Environmental activists: at high risk of violence and assassination
Activists protesting against environmental injustices around the world suffer from high rates of criminalization, physical violence and murder, according to a study published this week in Global Environmental Change. Indeed, despite the fact that they primarily use nonviolent forms of protest, activists are victims of violence in 18% of environmental conflicts, and of murder in 13% of these conflicts. When Indigenous Peoples are involved, violence is especially frequent. In conflicts over mining and land use, assassinations occur in one out of five conflict cases, a figure which is significantly deadlier than other categories and the global average.
In the largest analysis of environmental conflicts to date, an international team of researchers, including a researcher from McGill, analyzed 2,743 cases of environmental conflicts worldwide that were registered in the global Atlas of Environmental Justice (EJAtlas). This interactive map identifies existing environmental conflicts and documents only cases that are verifiable through secondary sources, published previously elsewhere.
The study found that bottom-up mobilizations for more sustainable and socially just uses of the environment occur around the world, in all income groups and that grassroots environmentalism is a promising force for a just sustainability.

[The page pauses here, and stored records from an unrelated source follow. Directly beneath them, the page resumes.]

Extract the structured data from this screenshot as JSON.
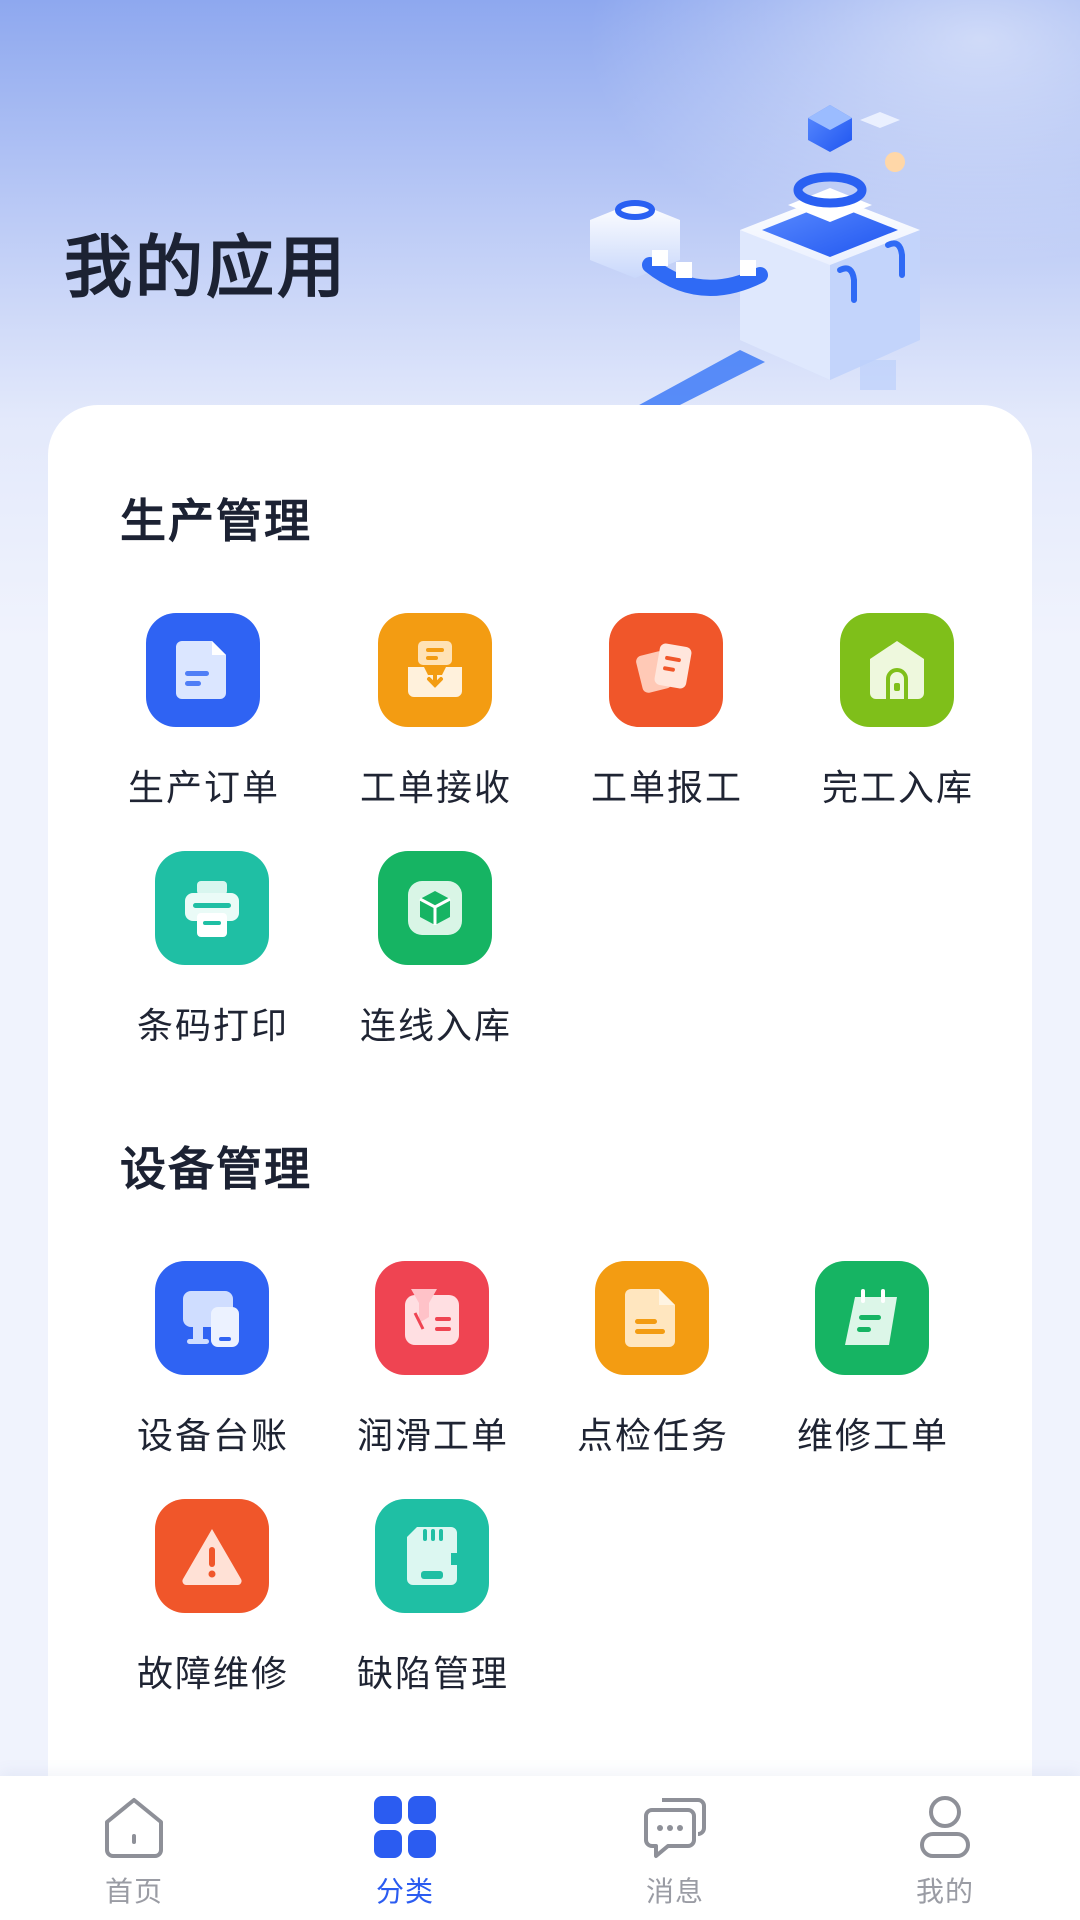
{
  "header": {
    "title": "我的应用"
  },
  "sections": [
    {
      "title": "生产管理",
      "apps": [
        {
          "label": "生产订单",
          "icon": "document-icon",
          "color": "#2f63f3"
        },
        {
          "label": "工单接收",
          "icon": "inbox-download-icon",
          "color": "#f39c12"
        },
        {
          "label": "工单报工",
          "icon": "notes-icon",
          "color": "#f0562a"
        },
        {
          "label": "完工入库",
          "icon": "warehouse-icon",
          "color": "#7fbf1a"
        },
        {
          "label": "条码打印",
          "icon": "printer-icon",
          "color": "#1fbfa4"
        },
        {
          "label": "连线入库",
          "icon": "cube-icon",
          "color": "#16b463"
        }
      ]
    },
    {
      "title": "设备管理",
      "apps": [
        {
          "label": "设备台账",
          "icon": "devices-icon",
          "color": "#2f63f3"
        },
        {
          "label": "润滑工单",
          "icon": "oil-funnel-icon",
          "color": "#ef4452"
        },
        {
          "label": "点检任务",
          "icon": "checklist-icon",
          "color": "#f39c12"
        },
        {
          "label": "维修工单",
          "icon": "calendar-note-icon",
          "color": "#16b463"
        },
        {
          "label": "故障维修",
          "icon": "warning-icon",
          "color": "#f0562a"
        },
        {
          "label": "缺陷管理",
          "icon": "sd-card-icon",
          "color": "#1fbfa4"
        }
      ]
    }
  ],
  "tabbar": {
    "active": "分类",
    "active_color": "#2b5cf1",
    "items": [
      {
        "label": "首页",
        "icon": "home-icon"
      },
      {
        "label": "分类",
        "icon": "grid-icon"
      },
      {
        "label": "消息",
        "icon": "chat-icon"
      },
      {
        "label": "我的",
        "icon": "user-icon"
      }
    ]
  }
}
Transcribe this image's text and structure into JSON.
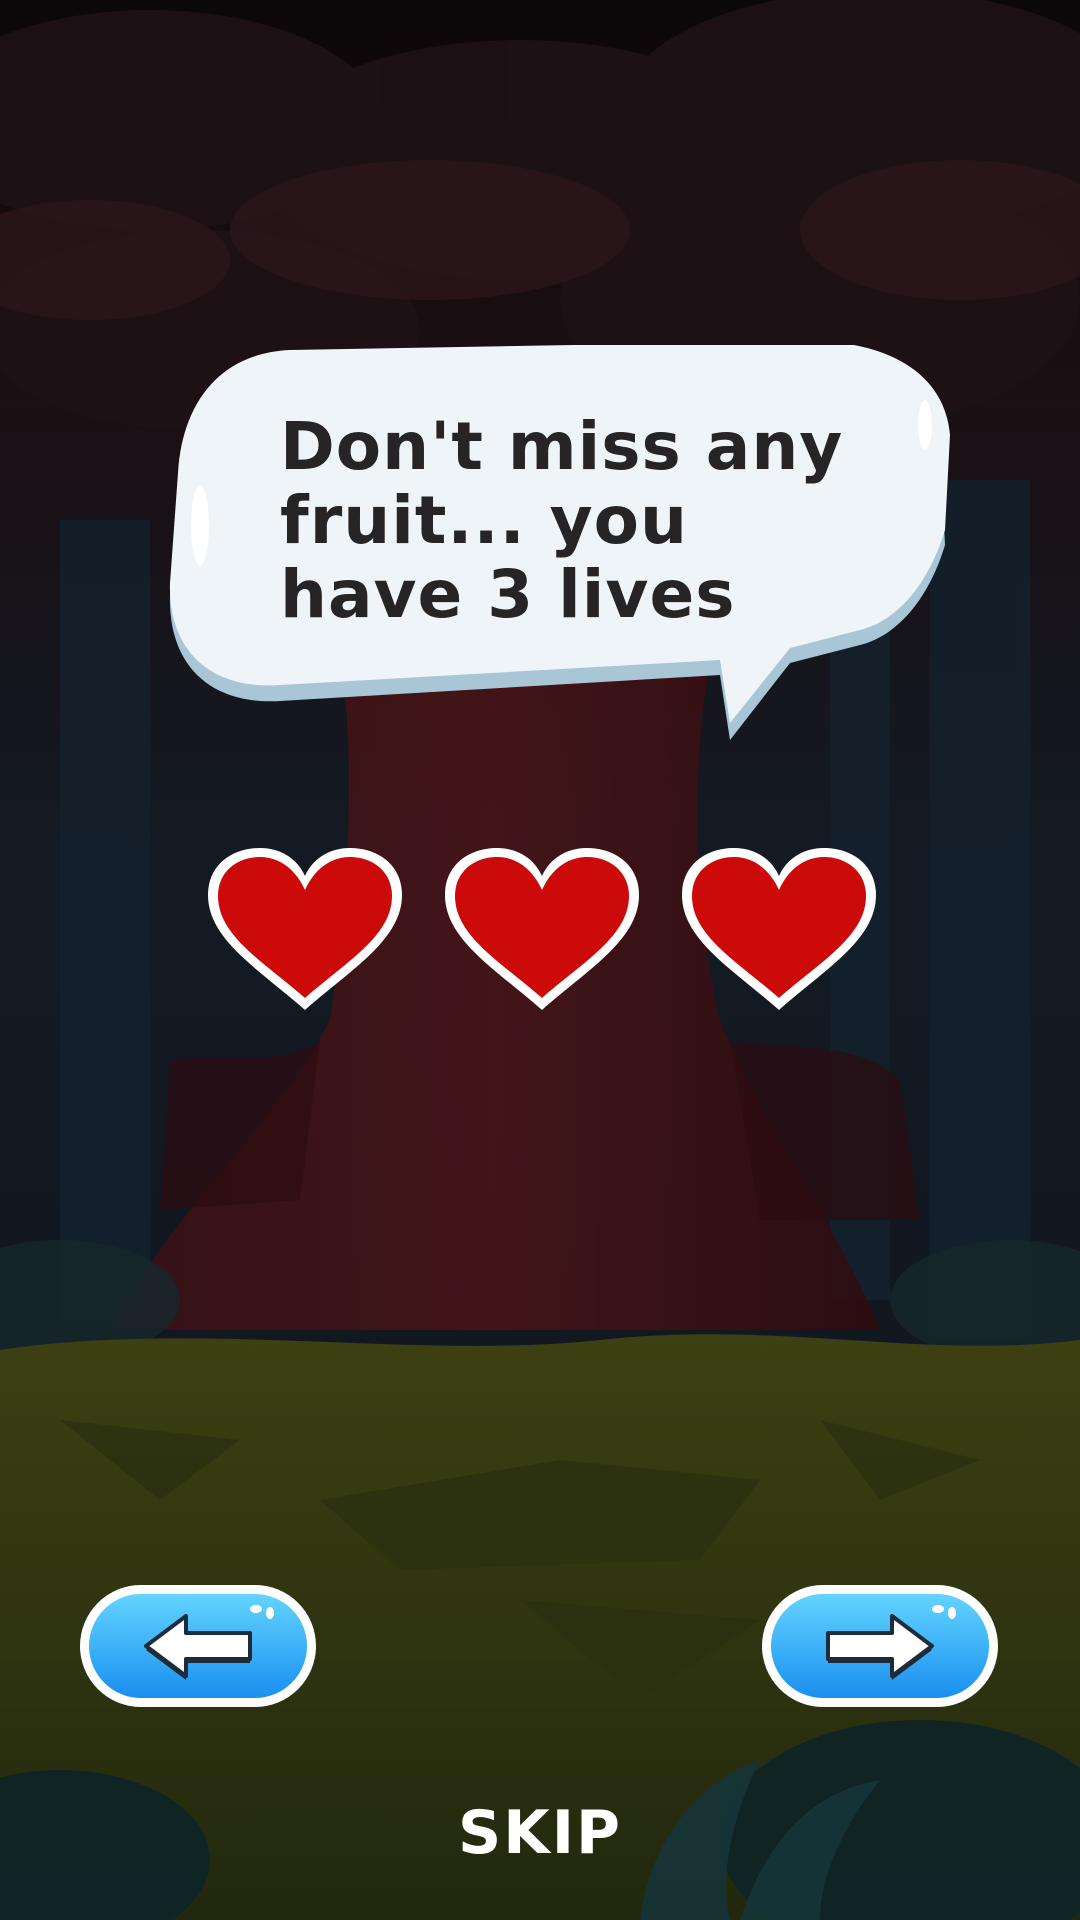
{
  "tutorial": {
    "message": "Don't miss any fruit... you have 3 lives",
    "lives": 3,
    "heart_icon": "heart-icon",
    "heart_color": "#cc0a0a"
  },
  "navigation": {
    "prev_icon": "arrow-left-icon",
    "next_icon": "arrow-right-icon",
    "button_color": "#2aa8f2",
    "skip_label": "SKIP"
  },
  "colors": {
    "bubble_fill": "#eef4f8",
    "bubble_shadow": "#a9c6d6",
    "text": "#262424"
  }
}
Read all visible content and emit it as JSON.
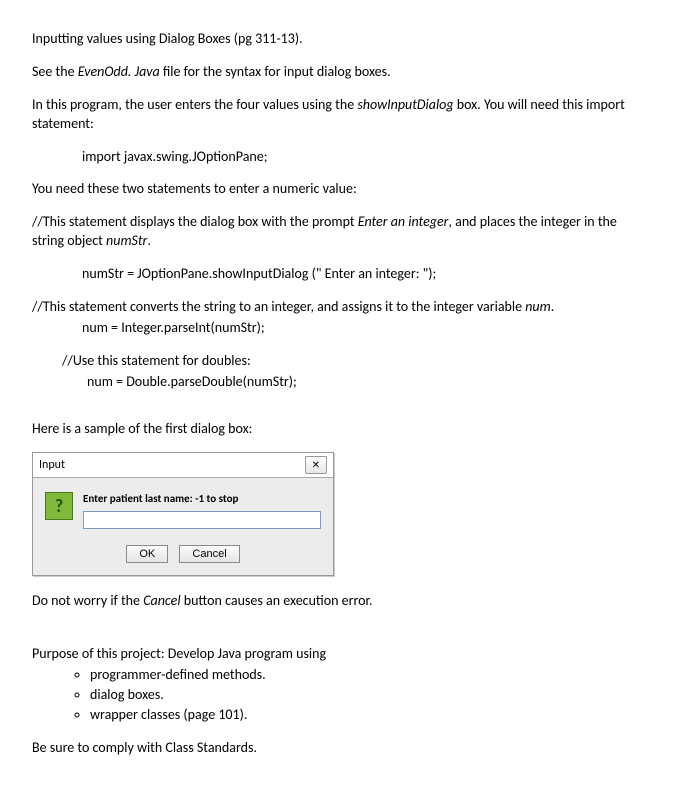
{
  "title_line": "Inputting values using Dialog Boxes (pg 311-13).",
  "see_line_a": "See the ",
  "see_file": "EvenOdd. Java",
  "see_line_b": " file for the syntax for input dialog boxes.",
  "prog_a": "In this program, the user enters the four values using the ",
  "show_input": "showInputDialog",
  "prog_b": " box. You will need this import statement:",
  "import_stmt": "import javax.swing.JOptionPane;",
  "need_two": "You need these two statements to enter a numeric value:",
  "c1a": "//This statement displays the dialog box with the prompt ",
  "c1_prompt": "Enter an integer",
  "c1b": ", and places the integer in the string object ",
  "c1_var": "numStr",
  "c1c": ".",
  "code1": "numStr = JOptionPane.showInputDialog (\"   Enter an integer: \");",
  "c2a": "//This statement converts the string to an integer, and assigns it to the integer variable ",
  "c2_var": "num",
  "c2b": ".",
  "code2": "num = Integer.parseInt(numStr);",
  "c3": "//Use this statement for doubles:",
  "code3": "num = Double.parseDouble(numStr);",
  "sample_heading": "Here is a sample of the first dialog box:",
  "dialog": {
    "title": "Input",
    "close_glyph": "✕",
    "question_glyph": "?",
    "prompt": "Enter patient last name: -1 to stop",
    "ok": "OK",
    "cancel": "Cancel"
  },
  "do_not_a": "Do not worry if the ",
  "do_not_cancel": "Cancel",
  "do_not_b": " button causes an execution error.",
  "purpose_heading": "Purpose of this project: Develop Java program using",
  "purpose_items": [
    "programmer-defined methods.",
    "dialog boxes.",
    "wrapper classes (page 101)."
  ],
  "comply": "Be sure to comply with Class Standards."
}
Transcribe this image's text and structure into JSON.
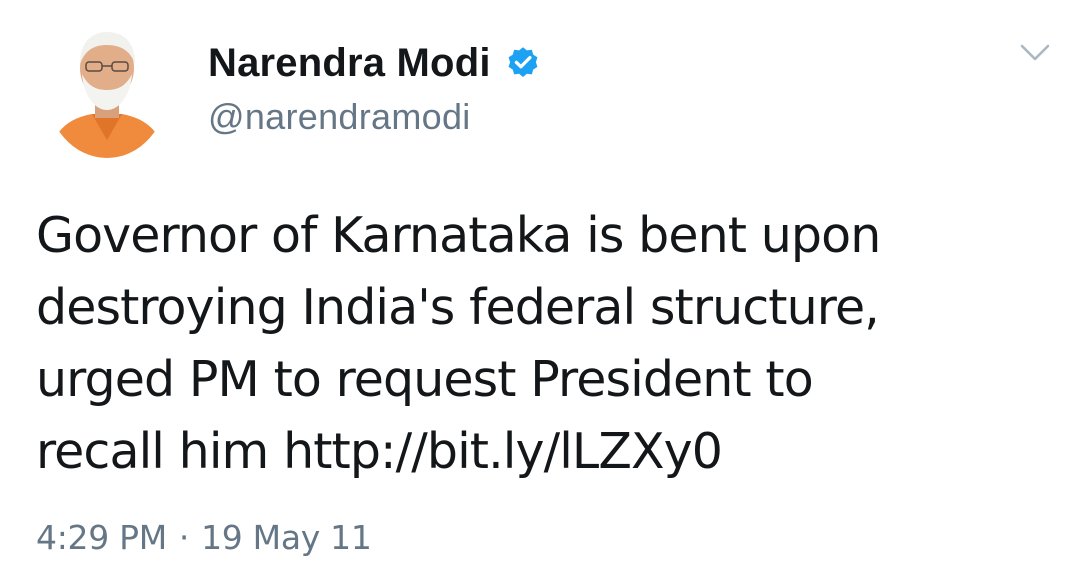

The heavy price of activism
But this activism comes at a heavy cost. In 20% of environmental conflicts, activists face criminalization, including fines, legal prosecution and prison terms. In 18% of cases, activists are victims of physical violence, and in 13% of cases, they are assassinated. When Indigenous people are involved, these figures significantly increase to a 27% rate of criminalization, 25% rate of violence and 19% murder rate.
In 11% of cases globally, protesters contributed to halting projects that were environmentally destructive and a source of social conflict, while at the same time defending their livelihoods. “Combining strategies of preventive mobilization, protest diversification and litigation can increase this success rate significantly to up to 27%”, explains Juan Liu, corresponding author of the study. The research also highlights the role of women as leaders in the mobilizations (21%), sometimes because of being disproportionally affected by the environmental and health impacts of these conflicts.
The environmentalism of the poor and the Indigenous
The data shows that environmental defenders are frequently members of vulnerable groups who mainly employ non-violent forms of protest. Local activism includes opposition to fossil fuel extraction, open cast mining, tree plantations, hydropower dams and other extractive industries, to opposition to waste disposal in the form of incineration or dumps.
“This is the everyday activism of poor and indigenous communities defending their livelihoods and fighting dispossession,” said Leah Temper, a researcher in the Department of Natural Resource Sciences at McGill University with the Leadership for the Ecozoic project and co-Director of the EJAtlas.“This study should give Canadians pause given that Canadian companies are overrepresented in the database of environmental conflicts we looked at, with involvement in 8% of the cases analyzed. The EJAtlas documents over 150 conflicts involving the Canadian mining industry, providing further evidence that these corporations are among the worst environmental and human rights offenders in the world.”
Global grassroots environmentalism - a promising force for sustainability
Arnim Scheidel, lead author of the study, from the Institut de Ciència i Tecnologia Ambientals (ICTA-UAB), Universitat Autònoma de Barcelona says that “to support environmental defenders effectively, better knowledge about the underlying environmental conflicts is needed, as well as a profound understanding of the factors that enable activists to mobilize successfully for environmental justice.”
The study also shows that environmental conflicts do not disappear with economic development but are shifted to new sectors, following the changes in resource uses. A lasting reduction of pressures on local communities’ territories as sources of resource extraction or sinks for pollution and emissions will require substantial societal changes.
To read “Environmental Conflicts and Defenders: a global overview” in Global Environmental Change, by Scheidel A, Del Bene D, Liu J, Navas G, Mingorría S, Demaria F, Avila S, Roy B, Ertör I, Temper L, Martinez-Alier J.
The research was funded by the European Research Council (ERC), the Government of Catalonia's Secretariat for Universities and Research of the Ministry of Economy and Knowledge (AGAUR), the International Social Science Council for the ACKnowl-EJ project and CONACYT (Consejo Nacional de Ciencia y Tecnología).
About McGill University
Founded in Montreal, Quebec, in 1821, McGill University is Canada’s top ranked medical doctoral university. McGill is consistently ranked as one of the top universities, both nationally and internationally. It is a world-renowned institution of higher learning with research activities spanning two campuses, 11 faculties, 13 professional schools, 300 programs of study and over 40,000 students, including more than 10,200 graduate students. McGill attracts students from over 150 countries around the world, its 12,800 international students making up 31% of the student body. Over half of McGill students claim a first language other than English, including approximately 19% of our students who say French is their mother tongue.